19. Colloidal Minerals Plus! “List Of Mineral Functions And Deficiency Symptoms Followed By The Vitamin & Nutrient Deficiency Symptoms.” http://www.colloidal-minerals-plus.com/list.html
Average diet contains 50% of RDA. Symptoms of deficiency include anemia, arterial damage, baldness, depression, diarrhea, fatigue, fragile bones, hair loss, hyperthyroidism, osteoporosis, weakness. *Copper toxicity also results in depression and mental disturbances. Copper must be balanced with zinc in the body. *Oral contraceptives and tobacco can cause a rise in the amount of copper in the body.
Found in: cookware and plumbing, almonds, avocados, barley, beans, beets, blackstrap molasses, broccoli, garlic, lentils, liver, mushrooms, nuts, oats, oranges, pecans, radishes, raisins, salmon, seafood, soybeans, and green leafy vegetables. (Many farmlands depleted of copper in soil.)
Essential Fatty Acids
While neither a vitamin or a mineral, essential fatty acids (EFA) are crucial to your mental health as well as your cardiovascular health. EFA is the #1 brain food, but 60% of Americans are deficient20. The two basic kinds of EFA are EPA and DHA, and the ratio between these two are very important.
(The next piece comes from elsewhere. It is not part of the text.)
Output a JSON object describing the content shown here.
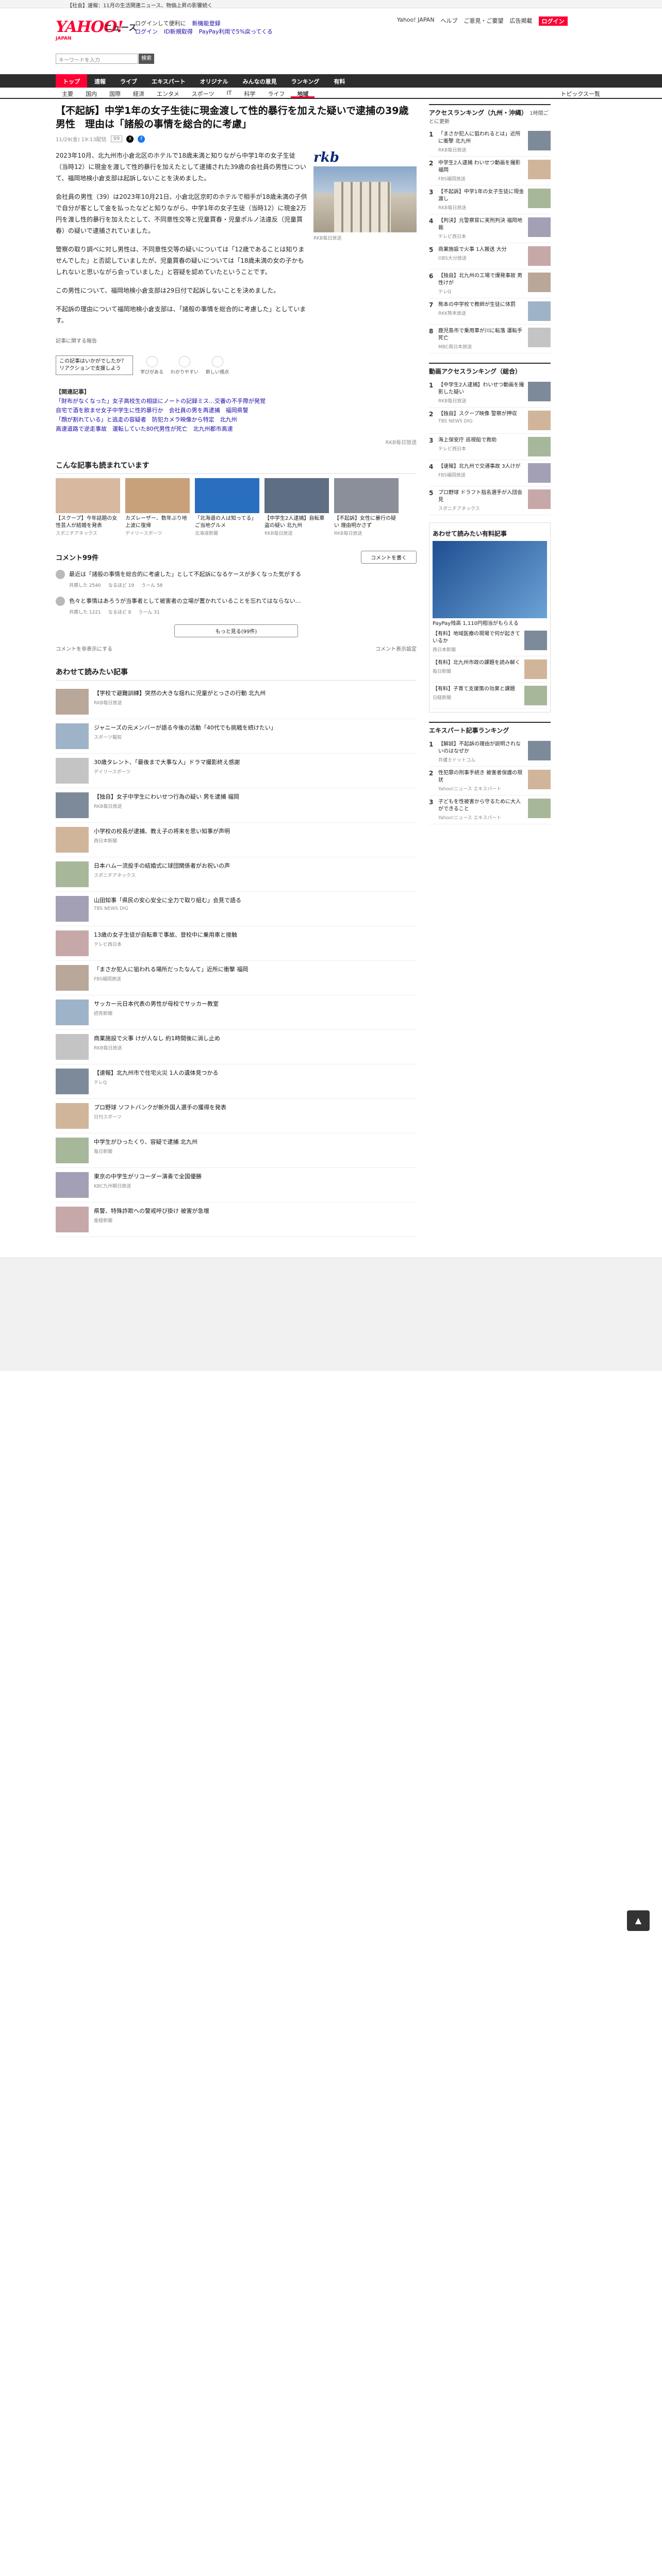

People in the West are eating on average a ratio of 15:1 omega-6 (EPA) to omega-3 (DHA). Research indicates a ratio of about 5:1 is more healthy. Signs of deficiency/imbalance include: impaired ability to learn and recall information, allergies, depression, diabetes, dyslexia, heart disease, irritability, postpartum depression. *Alcoholics are usually depleted of omega-3.
Found in: Cold water fish like sardine, mackerel, anchovy. Algae oil, flaxseeds and flaxseed oil, walnuts and walnut oil, nuts and seeds, free-range meats.
20. Dr. Mercola. “Omega-3 is Essential to the Human Body.” Mercola.com. http://articles.mercola.com/sites/articles/archive/2001/09/08/omega-3-part-one.aspx
Average diet contains 60% of RDA; deficient in 100% of elderly in one study; deficient in 48% of adolescent girls; requirement doubles in pregnancy. Symptoms of deficiency include anemia, apathy, dementia, depression, delirium, diarrhea, fatigue, forgetfulness, headaches, insomnia, irritability, loss of appetite, neural tube defects in fetus, paranoia, shortness of breath, weakness.
Found in: Brewer’s yeast, spinach, orange juice, romaine lettuce, avocado, broccoli, wheat germ, beans, bananas.
Symptoms of deficiency: arteriosclerosis, constipation, depression, hair loss, high blood cholesterol, irritability, mood swings, obsessive compulsive disorder, skin eruptions. *Intake of large amounts of caffeine could cause a shortage of inosotol.
Found in: brewer’s yeast, fruits, lecithin, legumes, meats, milk, unrefined molasses, raisins, vegetables, whole grains.
Iodine is naturally found almost exclusively in seafood, and it is added to table salt to help people get their recommended daily allowance. Iodine deficiency often leads to hypothyroidism, whose symptoms include fatigue, weight gain, cold intolerance, dry skin, constipation and depression21.
Found in: dairy products from cattle fed iodine-supplemented feed and salt licks, iodized salt, seafood, saltwater fish, and kelp.
21. Active.com>Running. Matt Fitzgerald. “Avoiding Nutrient Deficiencies.” http://www.active.com/running/Articles/Avoiding_nutrient_deficiencies_21642.htm
Most common mineral deficiency! Women need to take in more iron than men because of iron losses during menstruation, however they frequently consume much less than men, resulting in anemia and fatigue22. More than half of women think they get enough iron, but only about six in every ten women actually do23. Symptoms of deficiency include anemia, brittle nails, confusion, constipation, depression, dizziness, fatigue, headaches, inflamed tongue, mouth lesions.
Found in but not limited to: eggs, fish, liver, meat, poultry, green leafy vegetables, whole grains, and enriched breads and cereals.
22. Active.com>Running. Matt Fitzgerald. “Avoiding Nutrient Deficiencies.” http://www.active.com/running/Articles/Avoiding_nutrient_deficiencies_21642.htm
23. Somer, Elizabeth M.A.,R.D., “Nutrition and Women.” http://www.elizabethsomer.com/thoughts_detail.php?id=12